**Exercise description**
In the material below, find each line with the string "pressing" and copy it.

BEGIN

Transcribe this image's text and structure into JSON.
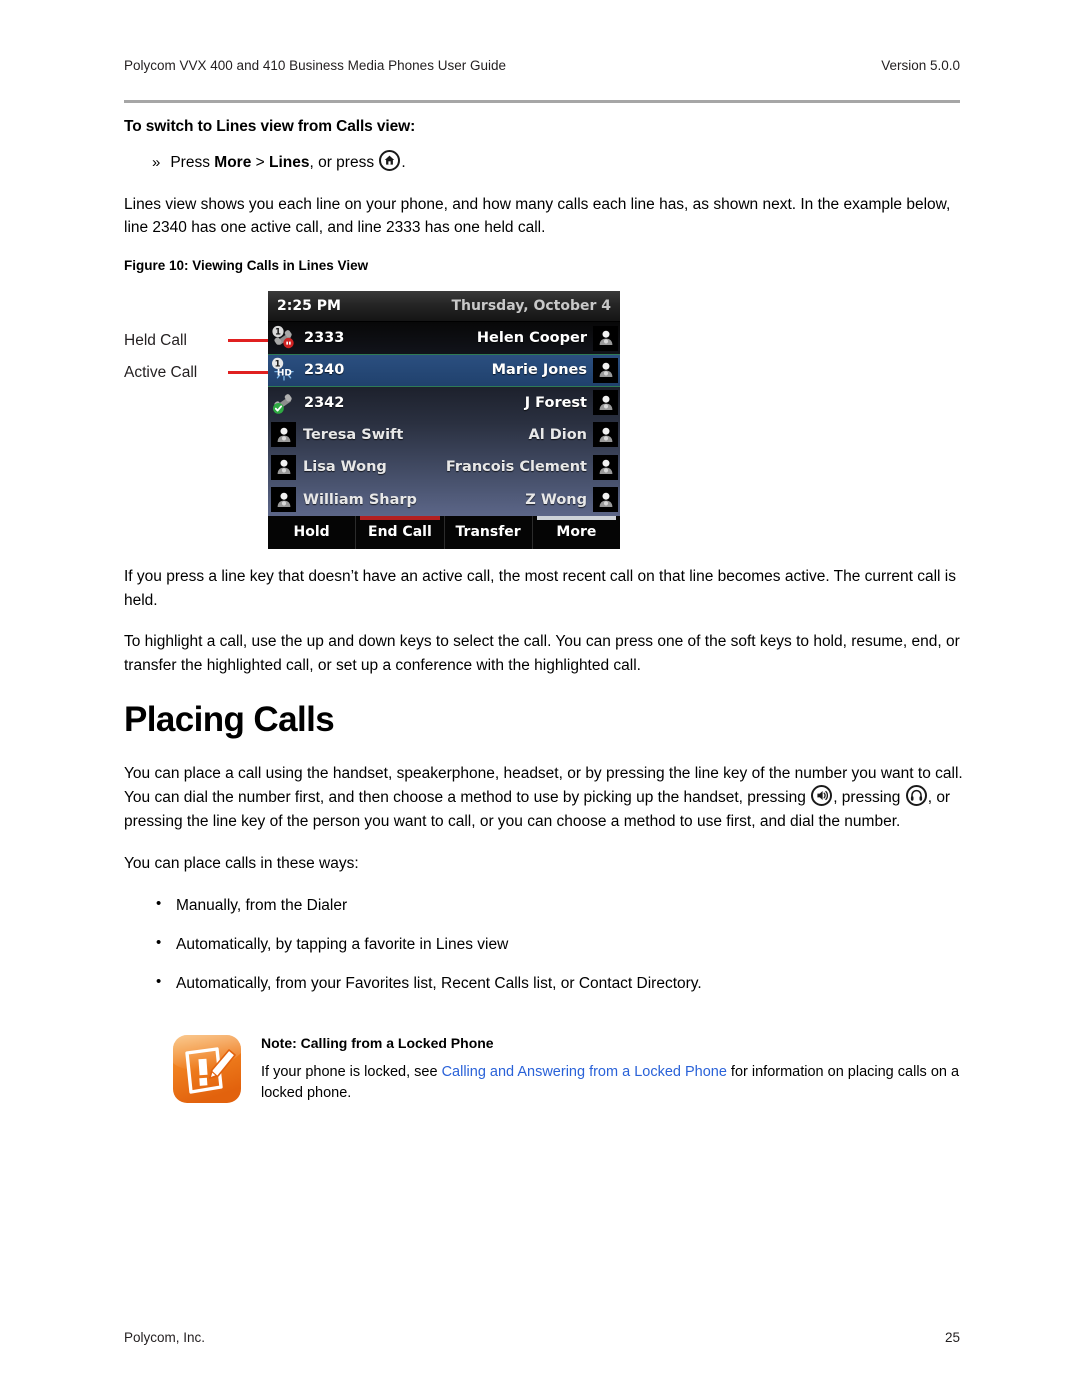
{
  "header": {
    "title": "Polycom VVX 400 and 410 Business Media Phones User Guide",
    "version": "Version 5.0.0"
  },
  "footer": {
    "company": "Polycom, Inc.",
    "page_number": "25"
  },
  "section": {
    "subhead": "To switch to Lines view from Calls view:",
    "step_marker": "»",
    "step_prefix": "Press ",
    "step_more": "More",
    "step_sep": " > ",
    "step_lines": "Lines",
    "step_suffix": ", or press ",
    "step_end": ".",
    "home_icon_name": "home-icon",
    "paragraph_1": "Lines view shows you each line on your phone, and how many calls each line has, as shown next. In the example below, line 2340 has one active call, and line 2333 has one held call.",
    "figure_caption": "Figure 10: Viewing Calls in Lines View",
    "paragraph_2": "If you press a line key that doesn’t have an active call, the most recent call on that line becomes active. The current call is held.",
    "paragraph_3": "To highlight a call, use the up and down keys to select the call. You can press one of the soft keys to hold, resume, end, or transfer the highlighted call, or set up a conference with the highlighted call."
  },
  "figure": {
    "callouts": [
      {
        "label": "Held Call"
      },
      {
        "label": "Active Call"
      }
    ],
    "callout_color": "#e02020",
    "phone": {
      "status_bar": {
        "time": "2:25 PM",
        "date": "Thursday, October 4"
      },
      "rows": [
        {
          "left_label": "2333",
          "right_label": "Helen Cooper",
          "left_icon": "held-call-handset-icon",
          "right_icon": "contact-avatar-icon",
          "badge": "1",
          "selected": false
        },
        {
          "left_label": "2340",
          "right_label": "Marie Jones",
          "left_icon": "hd-active-call-icon",
          "right_icon": "contact-avatar-icon",
          "badge": "1",
          "selected": true
        },
        {
          "left_label": "2342",
          "right_label": "J Forest",
          "left_icon": "registered-line-handset-icon",
          "right_icon": "contact-avatar-icon",
          "badge": "",
          "selected": false
        },
        {
          "left_label": "Teresa Swift",
          "right_label": "Al Dion",
          "left_icon": "contact-avatar-icon",
          "right_icon": "contact-avatar-icon",
          "badge": "",
          "selected": false
        },
        {
          "left_label": "Lisa Wong",
          "right_label": "Francois Clement",
          "left_icon": "contact-avatar-icon",
          "right_icon": "contact-avatar-icon",
          "badge": "",
          "selected": false
        },
        {
          "left_label": "William Sharp",
          "right_label": "Z Wong",
          "left_icon": "contact-avatar-icon",
          "right_icon": "contact-avatar-icon",
          "badge": "",
          "selected": false
        }
      ],
      "softkeys": [
        {
          "label": "Hold",
          "cap_color": "transparent"
        },
        {
          "label": "End Call",
          "cap_color": "#b32020"
        },
        {
          "label": "Transfer",
          "cap_color": "transparent"
        },
        {
          "label": "More",
          "cap_color": "#cdd2d8"
        }
      ]
    }
  },
  "chapter": {
    "title": "Placing Calls",
    "paragraph_a1": "You can place a call using the handset, speakerphone, headset, or by pressing the line key of the number you want to call. You can dial the number first, and then choose a method to use by picking up the handset, pressing ",
    "paragraph_a2": ", pressing ",
    "paragraph_a3": ", or pressing the line key of the person you want to call, or you can choose a method to use first, and dial the number.",
    "speaker_icon_name": "speakerphone-icon",
    "headset_icon_name": "headset-icon",
    "lead_in": "You can place calls in these ways:",
    "bullets": [
      "Manually, from the Dialer",
      "Automatically, by tapping a favorite in Lines view",
      "Automatically, from your Favorites list, Recent Calls list, or Contact Directory."
    ]
  },
  "note": {
    "icon_name": "note-pencil-icon",
    "accent_color": "#f08a2a",
    "title": "Note: Calling from a Locked Phone",
    "text_before": "If your phone is locked, see ",
    "link": "Calling and Answering from a Locked Phone",
    "text_after": " for information on placing calls on a locked phone.",
    "link_color": "#2a62d8"
  }
}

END

**Solved exercise**
    "paragraph_a1": "You can place a call using the handset, speakerphone, headset, or by pressing the line key of the number you want to call. You can dial the number first, and then choose a method to use by picking up the handset, pressing ",
    "paragraph_a2": ", pressing ",
    "paragraph_a3": ", or pressing the line key of the person you want to call, or you can choose a method to use first, and dial the number.",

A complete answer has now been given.